Linked by Thom Holwerda on Sat 23rd Jun 2012 14:45 UTC
Apple The only review that matters - as detailed and in-depth as ever. "I'm giving the MacBook Pro with Retina Display our bronze Editor's Choice award. Making it the first Mac to ever receive one. It would have been a silver had the software story been even stronger (iWork, Mountain Lion, Office and Photoshop being ready at launch would have been a feat worth rewarding). And it would have been a gold had Apple been able to deliver all of that but without sacrificing end-user upgradability." The device has performance issues which Mountain Lion will address (to a degree), but for the rest, AnandTech's review details - without being pro or anti-anything - just how good this new MBP really is. As a sidenote, Windows 8 on the retina display further confirms the classic desktop is dead to Microsoft: it still can't handle high-DPI displays properly. With the desktop going the way of the dodo, why would the company make it so?
Thread beginning with comment 523688
To view parent comment, click here.
To read all comments associated with this story, please click here.
Member since:

I find both arguments to be a bit weak...

1/Without arguing that everyone should know everything about his car, a minimum of technical knowledge is required to drive safely, which is why it is a requirement in order to get a driver's license in many countries. Otherwise, you become like these people who never inflate their tires and have a spectacular car accident one day on the highway. Or, less dramatically, like this high school philosophy teacher who once arrived half an hour late because his bike gear shifter has derailed and he didn't know how to fix it, and so had to wait for someone who knew to pass by on a small forest road.

2/Hundreds of shops is actually not a lot in the grand scheme of thing. I live in one of the richest cities of France, and the nearest Apple store is about two hours away, in the middle of a crowded mall.
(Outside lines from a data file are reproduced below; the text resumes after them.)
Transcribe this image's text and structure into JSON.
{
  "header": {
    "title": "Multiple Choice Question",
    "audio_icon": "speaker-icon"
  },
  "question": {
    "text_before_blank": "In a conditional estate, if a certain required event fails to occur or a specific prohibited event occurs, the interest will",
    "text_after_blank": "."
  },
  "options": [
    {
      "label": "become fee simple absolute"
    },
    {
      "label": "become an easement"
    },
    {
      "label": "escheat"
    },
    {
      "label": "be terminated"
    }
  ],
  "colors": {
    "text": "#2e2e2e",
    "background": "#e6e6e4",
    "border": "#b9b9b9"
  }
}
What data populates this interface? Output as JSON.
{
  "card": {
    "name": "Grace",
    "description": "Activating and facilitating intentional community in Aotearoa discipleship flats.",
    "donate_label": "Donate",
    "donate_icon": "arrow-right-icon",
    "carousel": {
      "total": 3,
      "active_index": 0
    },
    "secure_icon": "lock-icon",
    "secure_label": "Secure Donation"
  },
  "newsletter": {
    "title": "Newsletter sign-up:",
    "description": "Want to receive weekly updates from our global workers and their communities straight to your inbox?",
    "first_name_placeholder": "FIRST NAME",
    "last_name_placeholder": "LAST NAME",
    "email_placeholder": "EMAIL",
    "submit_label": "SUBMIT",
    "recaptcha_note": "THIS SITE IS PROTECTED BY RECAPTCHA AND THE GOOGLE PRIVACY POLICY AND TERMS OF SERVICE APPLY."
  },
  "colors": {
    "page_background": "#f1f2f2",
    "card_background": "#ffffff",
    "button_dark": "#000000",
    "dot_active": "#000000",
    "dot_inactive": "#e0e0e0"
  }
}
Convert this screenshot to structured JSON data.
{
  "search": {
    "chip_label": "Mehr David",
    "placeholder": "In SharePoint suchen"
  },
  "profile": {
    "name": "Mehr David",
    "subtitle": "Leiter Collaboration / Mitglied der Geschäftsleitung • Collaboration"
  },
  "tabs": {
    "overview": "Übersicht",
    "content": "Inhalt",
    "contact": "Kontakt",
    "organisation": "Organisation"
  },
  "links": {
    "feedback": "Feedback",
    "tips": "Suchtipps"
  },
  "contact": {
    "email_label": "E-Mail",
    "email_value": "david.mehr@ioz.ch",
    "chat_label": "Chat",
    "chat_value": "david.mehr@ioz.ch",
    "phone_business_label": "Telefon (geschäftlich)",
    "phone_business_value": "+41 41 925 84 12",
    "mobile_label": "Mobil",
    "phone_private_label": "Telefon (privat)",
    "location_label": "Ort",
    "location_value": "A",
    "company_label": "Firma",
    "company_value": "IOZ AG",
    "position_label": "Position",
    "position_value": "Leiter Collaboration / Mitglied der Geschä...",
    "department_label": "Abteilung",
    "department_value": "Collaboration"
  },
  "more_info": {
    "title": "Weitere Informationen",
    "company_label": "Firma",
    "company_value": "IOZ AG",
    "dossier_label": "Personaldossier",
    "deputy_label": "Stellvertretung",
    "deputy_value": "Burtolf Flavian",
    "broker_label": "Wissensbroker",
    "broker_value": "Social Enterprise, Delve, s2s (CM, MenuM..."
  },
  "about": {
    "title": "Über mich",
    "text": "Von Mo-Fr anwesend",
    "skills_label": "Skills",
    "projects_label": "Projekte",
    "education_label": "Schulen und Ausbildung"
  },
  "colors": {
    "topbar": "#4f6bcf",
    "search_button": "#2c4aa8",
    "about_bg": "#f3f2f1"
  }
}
In contrast, I have nice small computer shops 10 minutes of walk away from home, and know of one who specializes in Macs about 30 minutes of walk and tram away. No company, no matter how big it is, can beat the omnipresence and calm environment of a large network of independent actors. (Although, as you mentioned, they can try to compensate for that with more expensive services)

Edited 2012-06-25 05:16 UTC

Reply Parent Score: 2

kristoph Member since:

1. Operating a car is not the same as modifying or otherwise fixing the car. Tire pressure (much like charing a laptop) is operating the car. Modifying some facet of the car to change it's performance characteristics is beyond the vast majority of car users. The same applies to cell phones, refrigerators, toasters, microwave ovens, and virtually all other appliances. Why are computers in a separate category? The reality is their not, not to most people anyway, just those of us who can do such things.

2. I'll certainly accept your point on this. If your away from an Apple store then your service experience is much weaker. In fairness though, if your talking about fixing the device, then most manufacturers - certainly Dell and IBM which I have used for years - will either require you to send in the device or (given the right warranty) send people out to you. I've not gone to 'local shop' to service a computer for decades. (Though I do appreciate the experience might differ in other countries it was much the same when I lived in London and Brussels.)

I do think that, as inevitable as this may be, we are heading towards a PC market where consumer devices will be essentially disposable (refurbishable) rather than maintainable.


Reply Parent Score: 2

Neolander Member since:

1. I agree with that line of thought, to a degree. I do not think that all users should know how to service their hardware, but I also think that being tied to the manufacturer of a device for servicing is a bad idea.

To go back to vehicle analogies, I know tons of people who are happy owners of cars and bikes which have not been produced for years, and in some case whose manufacturer does not exist anymore. If these had been produced as a soldered black box, forbidding them to request help from a local mechanic, they would probably have had to throw them away as soon as something minor would break down inside after the end of the manufacturer support period, which is a waste of money and natural resources.

If Apple had their say, I bet I wouldn't have been able to fix that iMac G4 which I have ended up working on for the past few months while my team was waiting for funding to buy new computers ;)

2. It depends on the damage done or the complexity of the modification. I agree that you will always need manufacturer help to fix major problems (like a motherboard breakage for example). But for small issues, such as a dirty fan or a lack of ram, I honestly think that unless your hardware is still under warranty, asking the manufacturer is a waste of time and money and shouldn't be needed.

Most of the time, I don't ask a local computer shops for these small repairs either because I know how to do it myself anyway. But few people have this knowledge. And even for me, there is stuff which I don't know how to do and am not eager to learn, but which the guy next door can do for a very attractive price, such as replacing a laptop hinge or finding where the CMOS battery is located and changing it. What's more, these shops are also a good place to buy hardware such as mice or RAM, since you have someone near you to yell at if it breaks after a few days.

Edited 2012-06-25 06:38 UTC

Reply Parent Score: 2